--- Work order ---
Scan the listing below. Copy each line that contains "JSON".

--- Source data ---
__________________________________________________

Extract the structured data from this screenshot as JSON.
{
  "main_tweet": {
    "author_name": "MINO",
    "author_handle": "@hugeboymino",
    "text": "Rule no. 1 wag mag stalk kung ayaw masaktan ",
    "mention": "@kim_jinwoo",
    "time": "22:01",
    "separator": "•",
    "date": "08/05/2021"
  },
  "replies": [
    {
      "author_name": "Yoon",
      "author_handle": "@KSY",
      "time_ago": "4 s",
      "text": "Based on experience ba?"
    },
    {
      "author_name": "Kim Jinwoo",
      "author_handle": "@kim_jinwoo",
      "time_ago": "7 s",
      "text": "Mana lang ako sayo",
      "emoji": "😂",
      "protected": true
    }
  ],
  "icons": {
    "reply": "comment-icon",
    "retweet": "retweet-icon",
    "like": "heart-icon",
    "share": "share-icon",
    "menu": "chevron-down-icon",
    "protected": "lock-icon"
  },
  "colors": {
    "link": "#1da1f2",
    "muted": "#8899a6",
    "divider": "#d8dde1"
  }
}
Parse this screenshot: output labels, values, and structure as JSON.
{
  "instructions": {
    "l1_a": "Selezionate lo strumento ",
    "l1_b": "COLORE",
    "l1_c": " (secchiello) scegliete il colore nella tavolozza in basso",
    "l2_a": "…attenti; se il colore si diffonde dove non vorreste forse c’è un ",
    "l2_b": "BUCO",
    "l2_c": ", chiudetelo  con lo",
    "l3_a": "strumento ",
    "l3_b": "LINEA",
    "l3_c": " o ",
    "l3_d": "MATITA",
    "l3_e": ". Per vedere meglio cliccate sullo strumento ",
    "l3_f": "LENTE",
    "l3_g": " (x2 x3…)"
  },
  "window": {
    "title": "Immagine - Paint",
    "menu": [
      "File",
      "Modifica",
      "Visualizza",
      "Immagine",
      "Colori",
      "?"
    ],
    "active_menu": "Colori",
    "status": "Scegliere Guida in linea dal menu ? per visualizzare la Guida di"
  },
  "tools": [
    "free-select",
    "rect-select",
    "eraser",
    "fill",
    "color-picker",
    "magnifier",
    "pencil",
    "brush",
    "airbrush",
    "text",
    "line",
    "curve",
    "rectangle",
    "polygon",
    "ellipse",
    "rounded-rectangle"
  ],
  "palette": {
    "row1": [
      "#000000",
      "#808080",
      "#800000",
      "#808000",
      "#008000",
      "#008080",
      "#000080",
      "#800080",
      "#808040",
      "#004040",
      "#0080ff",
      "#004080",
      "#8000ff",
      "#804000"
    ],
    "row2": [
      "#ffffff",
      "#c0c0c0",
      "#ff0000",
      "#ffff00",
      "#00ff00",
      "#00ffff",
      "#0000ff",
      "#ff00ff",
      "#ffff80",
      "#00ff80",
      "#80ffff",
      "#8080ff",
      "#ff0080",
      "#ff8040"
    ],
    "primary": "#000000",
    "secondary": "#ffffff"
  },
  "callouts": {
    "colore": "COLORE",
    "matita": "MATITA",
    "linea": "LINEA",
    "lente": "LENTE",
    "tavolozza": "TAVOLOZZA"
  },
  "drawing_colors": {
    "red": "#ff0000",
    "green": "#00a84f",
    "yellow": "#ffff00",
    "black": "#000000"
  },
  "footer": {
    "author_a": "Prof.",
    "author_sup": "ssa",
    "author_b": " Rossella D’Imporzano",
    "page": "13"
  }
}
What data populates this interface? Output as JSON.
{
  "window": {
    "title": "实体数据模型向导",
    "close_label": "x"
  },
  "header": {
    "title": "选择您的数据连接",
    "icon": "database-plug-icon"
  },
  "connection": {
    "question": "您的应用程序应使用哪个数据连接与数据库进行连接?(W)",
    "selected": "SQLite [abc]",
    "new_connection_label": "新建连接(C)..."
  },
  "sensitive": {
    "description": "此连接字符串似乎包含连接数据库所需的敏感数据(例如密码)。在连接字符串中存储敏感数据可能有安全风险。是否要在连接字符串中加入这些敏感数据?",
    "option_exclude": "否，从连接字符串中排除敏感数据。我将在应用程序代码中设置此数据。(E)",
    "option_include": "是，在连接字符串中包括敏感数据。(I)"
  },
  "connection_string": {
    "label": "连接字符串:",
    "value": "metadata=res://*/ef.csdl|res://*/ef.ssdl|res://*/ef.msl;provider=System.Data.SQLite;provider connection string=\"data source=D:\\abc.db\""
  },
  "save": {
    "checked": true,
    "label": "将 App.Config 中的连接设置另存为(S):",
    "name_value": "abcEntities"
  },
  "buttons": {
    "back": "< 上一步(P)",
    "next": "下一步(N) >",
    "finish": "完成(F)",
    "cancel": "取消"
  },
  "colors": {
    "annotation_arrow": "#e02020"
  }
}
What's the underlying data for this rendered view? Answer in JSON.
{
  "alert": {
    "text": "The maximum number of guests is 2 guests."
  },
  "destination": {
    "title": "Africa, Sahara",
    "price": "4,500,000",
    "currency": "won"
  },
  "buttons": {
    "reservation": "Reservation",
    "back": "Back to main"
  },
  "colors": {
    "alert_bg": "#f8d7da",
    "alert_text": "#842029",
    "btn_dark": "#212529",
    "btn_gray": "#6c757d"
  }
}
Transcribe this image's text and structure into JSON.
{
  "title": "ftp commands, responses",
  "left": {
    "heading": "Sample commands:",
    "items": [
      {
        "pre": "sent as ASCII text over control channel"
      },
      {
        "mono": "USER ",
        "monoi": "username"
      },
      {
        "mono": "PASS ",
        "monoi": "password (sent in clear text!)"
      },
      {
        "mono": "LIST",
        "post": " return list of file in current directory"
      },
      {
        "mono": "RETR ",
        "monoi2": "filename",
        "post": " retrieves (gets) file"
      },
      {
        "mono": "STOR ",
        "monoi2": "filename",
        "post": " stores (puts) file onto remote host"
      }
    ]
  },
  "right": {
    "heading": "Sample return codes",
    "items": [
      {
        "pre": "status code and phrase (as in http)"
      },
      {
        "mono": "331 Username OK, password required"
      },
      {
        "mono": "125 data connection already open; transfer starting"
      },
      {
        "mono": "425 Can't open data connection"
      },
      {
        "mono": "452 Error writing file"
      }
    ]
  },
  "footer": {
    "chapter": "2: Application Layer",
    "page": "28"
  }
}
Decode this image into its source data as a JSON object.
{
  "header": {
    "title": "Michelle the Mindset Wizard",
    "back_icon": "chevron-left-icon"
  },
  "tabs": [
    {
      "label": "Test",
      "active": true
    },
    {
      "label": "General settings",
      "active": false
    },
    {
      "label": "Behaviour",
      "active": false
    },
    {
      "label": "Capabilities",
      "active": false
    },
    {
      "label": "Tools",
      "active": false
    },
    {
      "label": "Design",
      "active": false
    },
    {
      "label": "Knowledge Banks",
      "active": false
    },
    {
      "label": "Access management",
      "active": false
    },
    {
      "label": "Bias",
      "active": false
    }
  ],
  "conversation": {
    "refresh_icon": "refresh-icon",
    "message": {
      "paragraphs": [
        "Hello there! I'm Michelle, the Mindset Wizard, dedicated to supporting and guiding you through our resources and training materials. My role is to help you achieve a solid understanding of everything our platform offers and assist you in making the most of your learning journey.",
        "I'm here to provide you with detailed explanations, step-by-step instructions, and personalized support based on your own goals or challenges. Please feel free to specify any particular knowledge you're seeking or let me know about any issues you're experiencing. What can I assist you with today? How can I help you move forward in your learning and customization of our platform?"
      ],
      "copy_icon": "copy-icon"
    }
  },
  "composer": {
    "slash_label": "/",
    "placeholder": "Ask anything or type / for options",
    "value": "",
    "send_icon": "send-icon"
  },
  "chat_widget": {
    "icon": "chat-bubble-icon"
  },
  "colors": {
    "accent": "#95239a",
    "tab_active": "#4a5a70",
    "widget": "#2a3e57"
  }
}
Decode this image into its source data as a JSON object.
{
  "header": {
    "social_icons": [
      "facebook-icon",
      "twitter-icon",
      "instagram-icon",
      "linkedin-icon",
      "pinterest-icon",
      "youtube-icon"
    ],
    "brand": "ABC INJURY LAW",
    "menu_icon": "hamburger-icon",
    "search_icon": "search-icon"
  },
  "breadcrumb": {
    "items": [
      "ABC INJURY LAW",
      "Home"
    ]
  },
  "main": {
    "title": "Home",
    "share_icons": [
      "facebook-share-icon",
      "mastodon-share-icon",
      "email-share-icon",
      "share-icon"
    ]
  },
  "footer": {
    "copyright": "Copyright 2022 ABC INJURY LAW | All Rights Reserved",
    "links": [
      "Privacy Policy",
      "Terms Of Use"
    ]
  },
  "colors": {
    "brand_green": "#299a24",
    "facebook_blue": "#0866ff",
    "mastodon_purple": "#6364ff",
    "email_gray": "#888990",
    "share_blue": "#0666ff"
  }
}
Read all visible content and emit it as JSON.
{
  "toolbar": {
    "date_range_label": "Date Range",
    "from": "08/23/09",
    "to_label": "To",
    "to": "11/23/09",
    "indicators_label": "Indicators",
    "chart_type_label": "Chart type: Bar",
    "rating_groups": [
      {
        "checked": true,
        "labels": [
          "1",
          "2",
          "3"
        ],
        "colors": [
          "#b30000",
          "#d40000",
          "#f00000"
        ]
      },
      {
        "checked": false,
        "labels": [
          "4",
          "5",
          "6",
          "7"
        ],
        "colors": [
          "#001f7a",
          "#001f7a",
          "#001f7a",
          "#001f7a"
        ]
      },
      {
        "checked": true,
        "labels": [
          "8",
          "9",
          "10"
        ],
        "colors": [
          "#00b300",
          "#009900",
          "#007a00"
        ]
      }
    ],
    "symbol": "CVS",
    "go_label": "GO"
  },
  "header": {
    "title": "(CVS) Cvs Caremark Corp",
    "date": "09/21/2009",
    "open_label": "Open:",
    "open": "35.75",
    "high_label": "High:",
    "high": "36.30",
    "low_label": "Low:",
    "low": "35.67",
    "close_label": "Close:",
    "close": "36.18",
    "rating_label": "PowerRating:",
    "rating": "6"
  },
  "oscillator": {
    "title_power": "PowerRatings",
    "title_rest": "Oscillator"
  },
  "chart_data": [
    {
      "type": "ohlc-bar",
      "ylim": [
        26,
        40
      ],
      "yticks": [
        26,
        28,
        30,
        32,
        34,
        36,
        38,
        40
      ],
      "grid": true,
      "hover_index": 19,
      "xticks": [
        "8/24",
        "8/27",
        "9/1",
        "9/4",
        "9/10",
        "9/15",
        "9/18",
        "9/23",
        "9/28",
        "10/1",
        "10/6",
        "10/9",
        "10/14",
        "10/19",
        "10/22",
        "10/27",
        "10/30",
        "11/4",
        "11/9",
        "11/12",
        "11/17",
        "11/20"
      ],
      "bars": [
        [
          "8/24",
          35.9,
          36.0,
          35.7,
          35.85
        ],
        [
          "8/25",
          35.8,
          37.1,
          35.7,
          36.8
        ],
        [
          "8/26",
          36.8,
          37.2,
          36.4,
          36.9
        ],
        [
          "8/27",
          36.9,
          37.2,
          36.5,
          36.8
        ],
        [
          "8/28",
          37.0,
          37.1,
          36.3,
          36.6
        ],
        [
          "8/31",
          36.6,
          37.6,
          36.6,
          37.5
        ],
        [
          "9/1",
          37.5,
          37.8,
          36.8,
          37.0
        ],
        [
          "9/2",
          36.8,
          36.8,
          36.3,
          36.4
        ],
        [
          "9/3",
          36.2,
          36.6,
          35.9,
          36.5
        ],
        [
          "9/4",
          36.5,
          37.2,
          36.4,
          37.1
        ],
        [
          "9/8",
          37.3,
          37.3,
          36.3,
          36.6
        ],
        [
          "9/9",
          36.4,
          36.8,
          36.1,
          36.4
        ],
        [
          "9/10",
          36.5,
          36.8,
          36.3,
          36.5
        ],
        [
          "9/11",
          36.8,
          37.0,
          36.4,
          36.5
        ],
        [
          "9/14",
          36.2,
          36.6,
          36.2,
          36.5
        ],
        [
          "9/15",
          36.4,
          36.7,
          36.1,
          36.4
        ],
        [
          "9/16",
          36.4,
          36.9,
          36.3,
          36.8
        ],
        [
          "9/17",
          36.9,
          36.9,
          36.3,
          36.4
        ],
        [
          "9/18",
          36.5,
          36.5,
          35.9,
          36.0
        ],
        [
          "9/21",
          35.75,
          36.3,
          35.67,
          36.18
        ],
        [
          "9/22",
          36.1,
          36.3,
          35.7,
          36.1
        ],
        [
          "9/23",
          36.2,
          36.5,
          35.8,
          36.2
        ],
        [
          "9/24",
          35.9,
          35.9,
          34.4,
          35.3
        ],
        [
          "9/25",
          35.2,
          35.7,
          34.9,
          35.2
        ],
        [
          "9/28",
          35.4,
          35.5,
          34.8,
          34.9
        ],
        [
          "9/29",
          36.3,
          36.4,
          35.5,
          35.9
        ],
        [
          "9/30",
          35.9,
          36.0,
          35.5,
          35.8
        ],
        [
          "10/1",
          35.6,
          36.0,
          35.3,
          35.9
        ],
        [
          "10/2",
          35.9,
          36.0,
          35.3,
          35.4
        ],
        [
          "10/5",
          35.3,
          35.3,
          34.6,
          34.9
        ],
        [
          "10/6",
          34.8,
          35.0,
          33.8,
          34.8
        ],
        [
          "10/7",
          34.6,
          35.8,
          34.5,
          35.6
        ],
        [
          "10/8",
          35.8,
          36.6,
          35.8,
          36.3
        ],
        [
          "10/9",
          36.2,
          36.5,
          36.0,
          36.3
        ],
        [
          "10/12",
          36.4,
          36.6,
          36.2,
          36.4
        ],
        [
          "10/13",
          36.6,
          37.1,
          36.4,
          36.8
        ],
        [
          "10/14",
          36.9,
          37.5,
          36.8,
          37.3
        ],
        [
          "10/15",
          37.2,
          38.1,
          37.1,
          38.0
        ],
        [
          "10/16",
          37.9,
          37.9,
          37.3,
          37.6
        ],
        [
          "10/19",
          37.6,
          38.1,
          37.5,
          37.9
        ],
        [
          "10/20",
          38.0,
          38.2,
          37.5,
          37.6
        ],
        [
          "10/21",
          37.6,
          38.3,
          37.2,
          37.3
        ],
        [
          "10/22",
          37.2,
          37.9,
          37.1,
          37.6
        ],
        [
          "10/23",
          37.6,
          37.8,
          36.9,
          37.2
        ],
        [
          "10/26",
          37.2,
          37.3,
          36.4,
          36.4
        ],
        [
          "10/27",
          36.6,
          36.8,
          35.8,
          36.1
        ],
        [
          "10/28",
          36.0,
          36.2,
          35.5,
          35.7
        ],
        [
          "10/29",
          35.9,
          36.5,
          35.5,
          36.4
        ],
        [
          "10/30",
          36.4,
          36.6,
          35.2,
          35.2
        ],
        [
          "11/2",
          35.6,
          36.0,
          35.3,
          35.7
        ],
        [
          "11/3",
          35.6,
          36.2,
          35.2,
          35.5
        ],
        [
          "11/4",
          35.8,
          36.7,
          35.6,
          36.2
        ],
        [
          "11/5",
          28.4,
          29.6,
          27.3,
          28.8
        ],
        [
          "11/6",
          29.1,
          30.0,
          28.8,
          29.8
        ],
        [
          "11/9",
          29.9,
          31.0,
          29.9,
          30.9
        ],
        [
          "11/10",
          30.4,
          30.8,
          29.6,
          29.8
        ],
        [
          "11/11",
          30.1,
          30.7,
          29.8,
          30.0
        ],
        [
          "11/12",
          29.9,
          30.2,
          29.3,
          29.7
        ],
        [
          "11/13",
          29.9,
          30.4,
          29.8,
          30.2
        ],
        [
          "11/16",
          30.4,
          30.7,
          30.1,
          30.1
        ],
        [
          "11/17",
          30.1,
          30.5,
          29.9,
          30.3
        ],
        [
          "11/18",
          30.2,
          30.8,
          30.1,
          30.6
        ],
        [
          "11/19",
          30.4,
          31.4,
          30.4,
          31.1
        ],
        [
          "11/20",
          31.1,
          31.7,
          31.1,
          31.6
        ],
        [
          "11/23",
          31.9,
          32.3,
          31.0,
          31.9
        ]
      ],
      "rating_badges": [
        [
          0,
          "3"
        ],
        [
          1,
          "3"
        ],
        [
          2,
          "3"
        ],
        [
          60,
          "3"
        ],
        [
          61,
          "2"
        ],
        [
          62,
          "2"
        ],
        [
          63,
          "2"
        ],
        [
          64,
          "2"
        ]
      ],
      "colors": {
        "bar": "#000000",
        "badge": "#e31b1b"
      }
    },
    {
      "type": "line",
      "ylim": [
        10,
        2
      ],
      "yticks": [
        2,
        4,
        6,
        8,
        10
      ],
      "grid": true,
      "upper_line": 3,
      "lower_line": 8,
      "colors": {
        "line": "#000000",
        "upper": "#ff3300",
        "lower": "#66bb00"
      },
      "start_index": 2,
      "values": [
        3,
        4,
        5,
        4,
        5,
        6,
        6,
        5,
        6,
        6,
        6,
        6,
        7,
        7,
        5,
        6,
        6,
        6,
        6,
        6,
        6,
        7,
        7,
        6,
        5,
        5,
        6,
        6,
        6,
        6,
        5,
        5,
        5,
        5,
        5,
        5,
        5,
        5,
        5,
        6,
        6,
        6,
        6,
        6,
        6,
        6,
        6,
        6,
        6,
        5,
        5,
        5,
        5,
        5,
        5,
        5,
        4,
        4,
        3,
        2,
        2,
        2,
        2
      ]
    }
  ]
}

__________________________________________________

--- Exercise answer ---
Extract the structured data from this screenshot as JSON.
Parse this screenshot: output labels, values, and structure as JSON.
What data populates this interface? Output as JSON.
What's the underlying data for this rendered view? Answer in JSON.
Transcribe this image's text and structure into JSON.
Decode this image into its source data as a JSON object.
Decode this image into its source data as a JSON object.
Read all visible content and emit it as JSON.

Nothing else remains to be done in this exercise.